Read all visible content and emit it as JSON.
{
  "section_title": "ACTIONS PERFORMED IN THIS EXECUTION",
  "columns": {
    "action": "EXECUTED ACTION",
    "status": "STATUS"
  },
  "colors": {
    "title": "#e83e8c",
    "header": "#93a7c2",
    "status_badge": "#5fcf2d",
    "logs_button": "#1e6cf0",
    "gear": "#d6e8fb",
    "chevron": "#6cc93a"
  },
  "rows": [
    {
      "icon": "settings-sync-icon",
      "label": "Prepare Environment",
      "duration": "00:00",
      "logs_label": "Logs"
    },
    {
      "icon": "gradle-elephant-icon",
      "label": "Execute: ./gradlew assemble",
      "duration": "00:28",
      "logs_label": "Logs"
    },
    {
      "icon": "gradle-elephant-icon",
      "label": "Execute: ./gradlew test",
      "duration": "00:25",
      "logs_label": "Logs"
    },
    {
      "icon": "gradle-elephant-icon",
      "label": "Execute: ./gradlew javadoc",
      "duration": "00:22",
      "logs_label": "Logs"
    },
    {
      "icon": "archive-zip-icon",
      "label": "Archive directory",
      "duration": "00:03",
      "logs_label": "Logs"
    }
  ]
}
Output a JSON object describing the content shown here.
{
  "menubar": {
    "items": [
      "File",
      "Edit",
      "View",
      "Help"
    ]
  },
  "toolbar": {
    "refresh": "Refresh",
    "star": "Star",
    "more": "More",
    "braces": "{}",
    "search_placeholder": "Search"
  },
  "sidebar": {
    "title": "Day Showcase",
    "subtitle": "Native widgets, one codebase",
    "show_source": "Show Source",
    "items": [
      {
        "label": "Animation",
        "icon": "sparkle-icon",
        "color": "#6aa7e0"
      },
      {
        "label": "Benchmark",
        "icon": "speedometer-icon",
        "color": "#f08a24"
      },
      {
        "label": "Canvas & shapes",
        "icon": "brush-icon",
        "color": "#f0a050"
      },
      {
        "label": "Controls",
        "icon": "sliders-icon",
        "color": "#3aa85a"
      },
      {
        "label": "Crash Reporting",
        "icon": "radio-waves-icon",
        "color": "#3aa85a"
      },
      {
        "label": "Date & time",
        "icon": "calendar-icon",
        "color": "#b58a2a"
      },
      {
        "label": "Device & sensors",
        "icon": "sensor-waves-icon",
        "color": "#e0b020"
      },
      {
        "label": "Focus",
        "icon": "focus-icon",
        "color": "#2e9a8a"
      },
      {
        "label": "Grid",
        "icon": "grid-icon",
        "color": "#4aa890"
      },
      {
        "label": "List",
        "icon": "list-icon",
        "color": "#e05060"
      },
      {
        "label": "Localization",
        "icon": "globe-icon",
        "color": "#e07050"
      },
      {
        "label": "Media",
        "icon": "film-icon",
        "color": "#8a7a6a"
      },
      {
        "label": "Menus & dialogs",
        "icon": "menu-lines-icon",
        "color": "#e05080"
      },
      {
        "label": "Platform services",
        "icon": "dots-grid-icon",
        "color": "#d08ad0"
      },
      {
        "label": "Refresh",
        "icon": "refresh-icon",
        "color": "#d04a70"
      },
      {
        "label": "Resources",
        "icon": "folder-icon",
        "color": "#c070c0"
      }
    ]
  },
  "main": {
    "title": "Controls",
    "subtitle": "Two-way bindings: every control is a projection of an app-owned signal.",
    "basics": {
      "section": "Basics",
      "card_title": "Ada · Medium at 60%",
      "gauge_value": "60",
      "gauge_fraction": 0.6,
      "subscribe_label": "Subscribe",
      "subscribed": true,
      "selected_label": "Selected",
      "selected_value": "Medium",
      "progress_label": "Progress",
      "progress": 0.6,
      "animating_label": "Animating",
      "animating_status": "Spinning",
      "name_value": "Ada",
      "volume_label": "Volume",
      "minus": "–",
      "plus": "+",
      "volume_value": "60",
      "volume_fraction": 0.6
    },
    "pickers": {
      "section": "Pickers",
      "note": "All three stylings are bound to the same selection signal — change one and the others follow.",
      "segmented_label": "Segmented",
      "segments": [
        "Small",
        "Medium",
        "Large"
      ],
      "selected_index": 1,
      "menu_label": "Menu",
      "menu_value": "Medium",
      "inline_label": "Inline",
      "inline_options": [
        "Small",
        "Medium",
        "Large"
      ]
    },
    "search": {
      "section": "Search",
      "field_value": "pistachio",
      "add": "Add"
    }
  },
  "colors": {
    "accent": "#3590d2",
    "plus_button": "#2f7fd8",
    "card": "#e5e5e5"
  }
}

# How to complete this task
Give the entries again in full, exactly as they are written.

# Written solution
Read all visible content and emit it as JSON.
{
  "section_title": "ACTIONS PERFORMED IN THIS EXECUTION",
  "columns": {
    "action": "EXECUTED ACTION",
    "status": "STATUS"
  },
  "colors": {
    "title": "#e83e8c",
    "header": "#93a7c2",
    "status_badge": "#5fcf2d",
    "logs_button": "#1e6cf0",
    "gear": "#d6e8fb",
    "chevron": "#6cc93a"
  },
  "rows": [
    {
      "icon": "settings-sync-icon",
      "label": "Prepare Environment",
      "duration": "00:00",
      "logs_label": "Logs"
    },
    {
      "icon": "gradle-elephant-icon",
      "label": "Execute: ./gradlew assemble",
      "duration": "00:28",
      "logs_label": "Logs"
    },
    {
      "icon": "gradle-elephant-icon",
      "label": "Execute: ./gradlew test",
      "duration": "00:25",
      "logs_label": "Logs"
    },
    {
      "icon": "gradle-elephant-icon",
      "label": "Execute: ./gradlew javadoc",
      "duration": "00:22",
      "logs_label": "Logs"
    },
    {
      "icon": "archive-zip-icon",
      "label": "Archive directory",
      "duration": "00:03",
      "logs_label": "Logs"
    }
  ]
}
Output a JSON object describing the content shown here.
{
  "menubar": {
    "items": [
      "File",
      "Edit",
      "View",
      "Help"
    ]
  },
  "toolbar": {
    "refresh": "Refresh",
    "star": "Star",
    "more": "More",
    "braces": "{}",
    "search_placeholder": "Search"
  },
  "sidebar": {
    "title": "Day Showcase",
    "subtitle": "Native widgets, one codebase",
    "show_source": "Show Source",
    "items": [
      {
        "label": "Animation",
        "icon": "sparkle-icon",
        "color": "#6aa7e0"
      },
      {
        "label": "Benchmark",
        "icon": "speedometer-icon",
        "color": "#f08a24"
      },
      {
        "label": "Canvas & shapes",
        "icon": "brush-icon",
        "color": "#f0a050"
      },
      {
        "label": "Controls",
        "icon": "sliders-icon",
        "color": "#3aa85a"
      },
      {
        "label": "Crash Reporting",
        "icon": "radio-waves-icon",
        "color": "#3aa85a"
      },
      {
        "label": "Date & time",
        "icon": "calendar-icon",
        "color": "#b58a2a"
      },
      {
        "label": "Device & sensors",
        "icon": "sensor-waves-icon",
        "color": "#e0b020"
      },
      {
        "label": "Focus",
        "icon": "focus-icon",
        "color": "#2e9a8a"
      },
      {
        "label": "Grid",
        "icon": "grid-icon",
        "color": "#4aa890"
      },
      {
        "label": "List",
        "icon": "list-icon",
        "color": "#e05060"
      },
      {
        "label": "Localization",
        "icon": "globe-icon",
        "color": "#e07050"
      },
      {
        "label": "Media",
        "icon": "film-icon",
        "color": "#8a7a6a"
      },
      {
        "label": "Menus & dialogs",
        "icon": "menu-lines-icon",
        "color": "#e05080"
      },
      {
        "label": "Platform services",
        "icon": "dots-grid-icon",
        "color": "#d08ad0"
      },
      {
        "label": "Refresh",
        "icon": "refresh-icon",
        "color": "#d04a70"
      },
      {
        "label": "Resources",
        "icon": "folder-icon",
        "color": "#c070c0"
      }
    ]
  },
  "main": {
    "title": "Controls",
    "subtitle": "Two-way bindings: every control is a projection of an app-owned signal.",
    "basics": {
      "section": "Basics",
      "card_title": "Ada · Medium at 60%",
      "gauge_value": "60",
      "gauge_fraction": 0.6,
      "subscribe_label": "Subscribe",
      "subscribed": true,
      "selected_label": "Selected",
      "selected_value": "Medium",
      "progress_label": "Progress",
      "progress": 0.6,
      "animating_label": "Animating",
      "animating_status": "Spinning",
      "name_value": "Ada",
      "volume_label": "Volume",
      "minus": "–",
      "plus": "+",
      "volume_value": "60",
      "volume_fraction": 0.6
    },
    "pickers": {
      "section": "Pickers",
      "note": "All three stylings are bound to the same selection signal — change one and the others follow.",
      "segmented_label": "Segmented",
      "segments": [
        "Small",
        "Medium",
        "Large"
      ],
      "selected_index": 1,
      "menu_label": "Menu",
      "menu_value": "Medium",
      "inline_label": "Inline",
      "inline_options": [
        "Small",
        "Medium",
        "Large"
      ]
    },
    "search": {
      "section": "Search",
      "field_value": "pistachio",
      "add": "Add"
    }
  },
  "colors": {
    "accent": "#3590d2",
    "plus_button": "#2f7fd8",
    "card": "#e5e5e5"
  }
}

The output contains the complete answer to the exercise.